(Stored records)
%%

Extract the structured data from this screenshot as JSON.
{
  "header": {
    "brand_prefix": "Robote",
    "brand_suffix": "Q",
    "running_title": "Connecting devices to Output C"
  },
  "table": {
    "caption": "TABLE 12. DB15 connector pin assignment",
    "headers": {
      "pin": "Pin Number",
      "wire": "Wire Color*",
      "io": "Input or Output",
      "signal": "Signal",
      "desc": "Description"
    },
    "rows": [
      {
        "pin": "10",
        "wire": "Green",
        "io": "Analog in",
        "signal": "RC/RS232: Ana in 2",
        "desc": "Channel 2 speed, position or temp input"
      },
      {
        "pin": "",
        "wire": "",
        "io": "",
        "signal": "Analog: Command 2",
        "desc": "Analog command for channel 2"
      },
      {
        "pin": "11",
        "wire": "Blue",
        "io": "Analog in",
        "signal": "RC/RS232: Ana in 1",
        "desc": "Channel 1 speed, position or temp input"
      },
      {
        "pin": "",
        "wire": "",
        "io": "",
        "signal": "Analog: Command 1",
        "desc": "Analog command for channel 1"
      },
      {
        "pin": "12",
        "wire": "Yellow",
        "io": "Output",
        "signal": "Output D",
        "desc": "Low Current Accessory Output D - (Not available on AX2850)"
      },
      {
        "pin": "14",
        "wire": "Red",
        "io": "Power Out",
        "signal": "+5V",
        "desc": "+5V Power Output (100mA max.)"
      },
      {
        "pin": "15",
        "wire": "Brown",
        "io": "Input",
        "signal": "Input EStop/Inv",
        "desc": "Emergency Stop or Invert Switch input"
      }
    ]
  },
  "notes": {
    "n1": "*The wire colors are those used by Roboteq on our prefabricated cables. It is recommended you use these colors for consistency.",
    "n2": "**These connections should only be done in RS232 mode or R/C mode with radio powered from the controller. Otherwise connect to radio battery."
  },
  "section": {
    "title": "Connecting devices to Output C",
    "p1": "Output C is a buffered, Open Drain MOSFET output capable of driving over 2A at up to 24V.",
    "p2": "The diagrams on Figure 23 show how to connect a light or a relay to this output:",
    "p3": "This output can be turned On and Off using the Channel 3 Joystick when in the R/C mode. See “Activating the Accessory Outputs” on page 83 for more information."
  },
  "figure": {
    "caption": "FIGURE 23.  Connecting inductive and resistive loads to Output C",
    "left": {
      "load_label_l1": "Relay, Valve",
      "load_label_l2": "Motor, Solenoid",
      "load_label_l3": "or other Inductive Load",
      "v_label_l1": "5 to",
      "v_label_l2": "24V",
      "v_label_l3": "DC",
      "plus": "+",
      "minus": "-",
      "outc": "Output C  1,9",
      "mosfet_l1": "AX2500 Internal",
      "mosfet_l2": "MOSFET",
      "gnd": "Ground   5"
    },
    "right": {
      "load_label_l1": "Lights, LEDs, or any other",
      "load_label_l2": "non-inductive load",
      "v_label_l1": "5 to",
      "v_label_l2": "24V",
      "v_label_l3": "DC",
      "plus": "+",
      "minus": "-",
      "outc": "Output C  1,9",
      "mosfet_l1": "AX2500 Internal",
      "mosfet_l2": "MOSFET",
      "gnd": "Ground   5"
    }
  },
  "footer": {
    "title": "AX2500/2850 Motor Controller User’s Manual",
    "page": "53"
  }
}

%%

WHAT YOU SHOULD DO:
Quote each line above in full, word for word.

ANSWER TO THE EXERCISE:
Extract the structured data from this screenshot as JSON.
{
  "header": {
    "brand_prefix": "Robote",
    "brand_suffix": "Q",
    "running_title": "Connecting devices to Output C"
  },
  "table": {
    "caption": "TABLE 12. DB15 connector pin assignment",
    "headers": {
      "pin": "Pin Number",
      "wire": "Wire Color*",
      "io": "Input or Output",
      "signal": "Signal",
      "desc": "Description"
    },
    "rows": [
      {
        "pin": "10",
        "wire": "Green",
        "io": "Analog in",
        "signal": "RC/RS232: Ana in 2",
        "desc": "Channel 2 speed, position or temp input"
      },
      {
        "pin": "",
        "wire": "",
        "io": "",
        "signal": "Analog: Command 2",
        "desc": "Analog command for channel 2"
      },
      {
        "pin": "11",
        "wire": "Blue",
        "io": "Analog in",
        "signal": "RC/RS232: Ana in 1",
        "desc": "Channel 1 speed, position or temp input"
      },
      {
        "pin": "",
        "wire": "",
        "io": "",
        "signal": "Analog: Command 1",
        "desc": "Analog command for channel 1"
      },
      {
        "pin": "12",
        "wire": "Yellow",
        "io": "Output",
        "signal": "Output D",
        "desc": "Low Current Accessory Output D - (Not available on AX2850)"
      },
      {
        "pin": "14",
        "wire": "Red",
        "io": "Power Out",
        "signal": "+5V",
        "desc": "+5V Power Output (100mA max.)"
      },
      {
        "pin": "15",
        "wire": "Brown",
        "io": "Input",
        "signal": "Input EStop/Inv",
        "desc": "Emergency Stop or Invert Switch input"
      }
    ]
  },
  "notes": {
    "n1": "*The wire colors are those used by Roboteq on our prefabricated cables. It is recommended you use these colors for consistency.",
    "n2": "**These connections should only be done in RS232 mode or R/C mode with radio powered from the controller. Otherwise connect to radio battery."
  },
  "section": {
    "title": "Connecting devices to Output C",
    "p1": "Output C is a buffered, Open Drain MOSFET output capable of driving over 2A at up to 24V.",
    "p2": "The diagrams on Figure 23 show how to connect a light or a relay to this output:",
    "p3": "This output can be turned On and Off using the Channel 3 Joystick when in the R/C mode. See “Activating the Accessory Outputs” on page 83 for more information."
  },
  "figure": {
    "caption": "FIGURE 23.  Connecting inductive and resistive loads to Output C",
    "left": {
      "load_label_l1": "Relay, Valve",
      "load_label_l2": "Motor, Solenoid",
      "load_label_l3": "or other Inductive Load",
      "v_label_l1": "5 to",
      "v_label_l2": "24V",
      "v_label_l3": "DC",
      "plus": "+",
      "minus": "-",
      "outc": "Output C  1,9",
      "mosfet_l1": "AX2500 Internal",
      "mosfet_l2": "MOSFET",
      "gnd": "Ground   5"
    },
    "right": {
      "load_label_l1": "Lights, LEDs, or any other",
      "load_label_l2": "non-inductive load",
      "v_label_l1": "5 to",
      "v_label_l2": "24V",
      "v_label_l3": "DC",
      "plus": "+",
      "minus": "-",
      "outc": "Output C  1,9",
      "mosfet_l1": "AX2500 Internal",
      "mosfet_l2": "MOSFET",
      "gnd": "Ground   5"
    }
  },
  "footer": {
    "title": "AX2500/2850 Motor Controller User’s Manual",
    "page": "53"
  }
}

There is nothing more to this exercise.